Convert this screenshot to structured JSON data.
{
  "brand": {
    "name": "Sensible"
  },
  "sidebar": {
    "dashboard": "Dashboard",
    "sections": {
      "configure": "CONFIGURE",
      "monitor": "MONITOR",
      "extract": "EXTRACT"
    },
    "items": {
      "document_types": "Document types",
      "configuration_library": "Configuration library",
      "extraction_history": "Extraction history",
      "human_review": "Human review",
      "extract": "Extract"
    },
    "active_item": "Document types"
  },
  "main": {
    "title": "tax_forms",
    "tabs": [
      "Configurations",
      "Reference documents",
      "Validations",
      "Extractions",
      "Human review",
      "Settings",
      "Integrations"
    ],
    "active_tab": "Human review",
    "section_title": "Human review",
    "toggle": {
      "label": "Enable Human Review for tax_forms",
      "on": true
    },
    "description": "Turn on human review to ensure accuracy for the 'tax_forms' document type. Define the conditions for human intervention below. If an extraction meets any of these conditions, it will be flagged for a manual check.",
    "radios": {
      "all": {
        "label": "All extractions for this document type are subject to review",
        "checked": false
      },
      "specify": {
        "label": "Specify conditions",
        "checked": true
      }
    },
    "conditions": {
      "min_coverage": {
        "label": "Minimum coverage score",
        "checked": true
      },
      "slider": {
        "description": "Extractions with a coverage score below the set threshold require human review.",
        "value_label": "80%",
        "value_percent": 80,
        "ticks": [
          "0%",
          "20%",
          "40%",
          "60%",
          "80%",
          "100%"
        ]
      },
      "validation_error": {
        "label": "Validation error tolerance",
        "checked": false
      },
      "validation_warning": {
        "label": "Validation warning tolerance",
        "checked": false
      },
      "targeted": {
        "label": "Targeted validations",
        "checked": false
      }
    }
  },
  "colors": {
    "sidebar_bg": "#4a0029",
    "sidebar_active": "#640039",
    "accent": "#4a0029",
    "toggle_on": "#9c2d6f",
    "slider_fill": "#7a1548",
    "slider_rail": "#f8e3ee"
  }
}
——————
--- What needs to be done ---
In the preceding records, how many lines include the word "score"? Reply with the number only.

--- The completed task ---
2